The cockpit is completely new and reminds me of the Panamera, although Porsche has stressed that this cabin is actually inspired by the Carrera GT. Problem is, how many of us have actually seen the rare V10 supercar?
Anyway, there is a console button with a twin-tailpipe icon, which brings the engine “closer” to the interior without raising the drive-past noise level. Indeed, it lets more of the flat-6 exhaust and intake sounds be heard inside the car, but the wonderful whirring exclusive to the 911 seems to be otherwise restrained. The jury might still be out on this one, but we could do with a little more of that “whang-whang” music from Porsche’s air-cooled boxer era.
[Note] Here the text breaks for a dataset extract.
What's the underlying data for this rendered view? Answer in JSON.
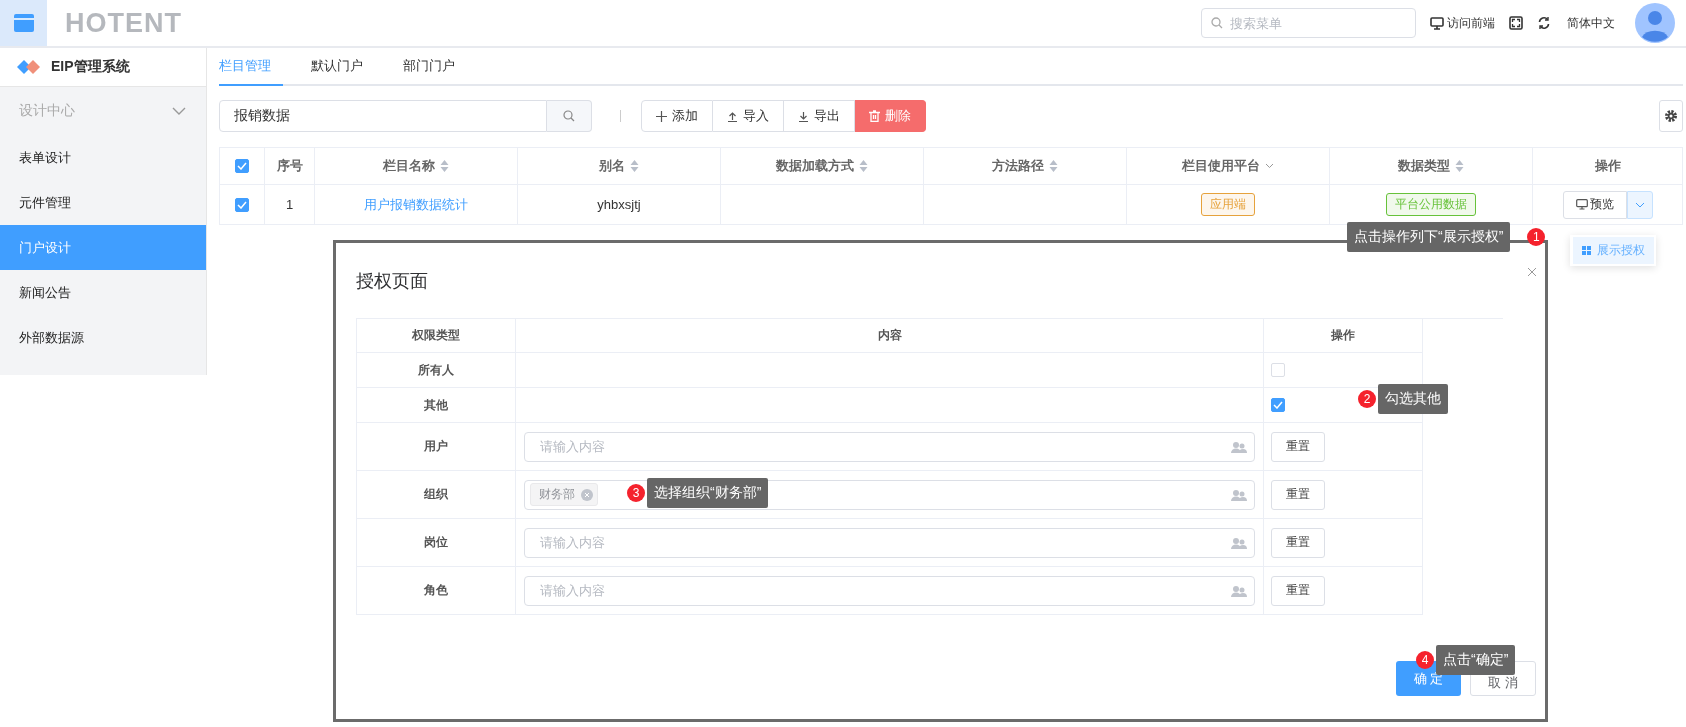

It slowly becomes clear that noise and harshness are well suppressed at the source, namely the tyre-tarmac contact patches and the suspension hard-points. Even the rush of air over the windscreen, windows and mirrors at speed has been reduced.
The superb insulation has been achieved without resorting to specific soundproofing measures, such as double glazing and bulkhead blankets. Drive over loose gravel, however, and the stones seem to be drumming directly under the occupants’ seats, but other than that, the refinement is first-rate for a 911.
Over Californian roads, which are either a lot better than Singapore’s or a lot worse, it is hard to tell if the new Porsche is more comfortable than its forebear, which is already one of the smoothest sports cars around. I would need an evaluation on home turf to know for sure.
I was initially worried about the EPS compromising the drive, but it never drew my attention to its presence. The steering remains as sharp and positive as ever – maybe even sharper than I remember. The assistance is not speed-related, so there is consistent feel and weight in the wheel throughout the journey. There is feedback, too, which suggests that the servo motor doesn’t spoil the conversation between steering and steerer.
The wheel tugs ever so slightly as the car traverses uneven surfaces, and the steering loads up proportionately, with good on-centre response and feel, when making directional changes. How much of it is due to the suspension and how much of it is due to the tuning of the EPS is debatable, though.
There is no argument when it comes to the 911’s almost total lack of body roll. The PDCC works well, cranking up the chassis’ roll resistance as the g-forces increase during cornering. Some credit for the handling must go to the Pirelli P Zero tyres, which provide amazing grip (as indicated by the on-board g-force display) and help produce an effortless 1.3g – a figure that, not long ago, was only possible with racecar slicks. The P Zeros are also remarkably “cushiony” considering their leech-like hold.
Porsche is confident about the newest 991 series of the all-important 911. Dynamically, it has progressed, yet visually, it has stayed steadfast, being subtly different but familiar enough. The 911 driving experience has been sanitised somewhat, but its newfound efficiency is unbeatable by sports car standards.
The Porsche icon is now bang up-to-date, without dating the older 911s too much and hurting their residuals. The new 911 comes to Singapore this month (January).
Porsche 911 Carrera S 3.8 (A)
ENGINE 3800cc, 24-valves, flat-6
MAX POWER 400bhp at 7400rpm
MAX TORQUE 440Nm at 5600rpm
GEARBOX 7-speed dual-clutch with manual select
0-100KM/H 4.3 seconds
TOP SPEED 302km/h (governed)
CONSUMPTION 11.5km/L (combined)
PRICE EXCL. COE $420,679
Check out the latest Porsche 911 Carrera S